Awareness that Middletown is just a blur within the cosmos is evident, no more so then in the scene where we meet the town celebrity, the astronaut (Baxter Chambers). From his capsule set dramatically in the middle of the stage, the astronaut expounds of the beauty of the view from space, but also recollects the petty incident in which the mechanic approached him with a rock he believed to be a meteor. Not so, the astronaut said, not the least concerned about the disappointment that judgment causes. The mechanic had hoped the rock would be his path to fame, even a spot on the local news.
Mary and her husband do start a family. But he remains off-stage. We never see him, and Mary apparently sees him little as well giving her pregnancy the sense of being a virgin conception.
At the library she strikes up a conversation with John Dodge (Harmon R. Andrews), the local handyman whose curiosity wanders from subject to subject, seeking as a much an answer to why he’s even interested in gravity, for example.
And while he and Mary seem interest in friendship, they never do quite connect.
These little tensions play out in incidents more than plot, more anecdotes than narrative. People ponder the confusions of their lives out, sometimes in off-beat witty language and other times, in platitudes.
Sometimes their passive natures and random outbursts are trying, and a sense of resolution seems to elude Eno’s pen. Yet the cast does well to make us care about these people.
Miskell and Andrews give their characters relatable regular guy surfaces that are at odds with the turmoil beneath. Froelich’s cop is creepy, cynical, yet still a bit of a dreamer.
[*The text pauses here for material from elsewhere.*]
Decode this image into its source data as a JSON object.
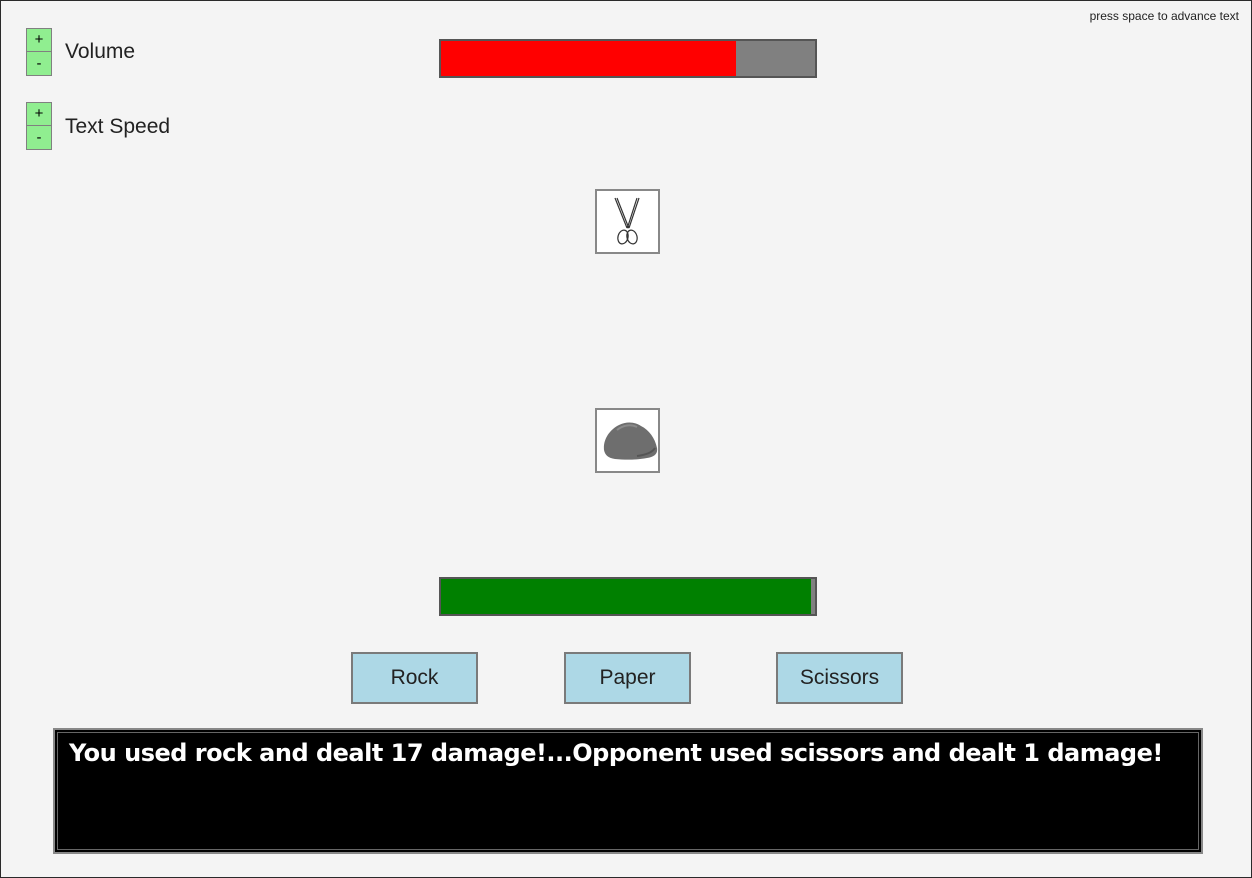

Smith’s librarian is compassionate, all-knowing, a beloved aunt who is also a deep thinker.
Mary is a lost soul, not understanding why she is in Middletown. Baumhower brings warmth to her character’s sense of confusion. The way she carries her body and her facial expressions reflect the toll of her pregnancy. Towards the end she is frighteningly vulnerable.
The progress of Mary’s pregnancy is as much forward momentum as we get. That can give the sense that we are like that man in the podcast about black holes that Mary listens to. He keeps falling and falling and falling inside the black hole, as earthly life goes on.
The play opens with an elaborate greeting, delivered by Chambers. The play is for all kinds of folks, he says. It’s a Whitmanesque list for the 21st century. Even in those early moments of the play one description stood out without my realizing how fitting it would be to experiencing “Middletown.” The play is for, he says, “those whose eyes are tired of trying to find something in everything.”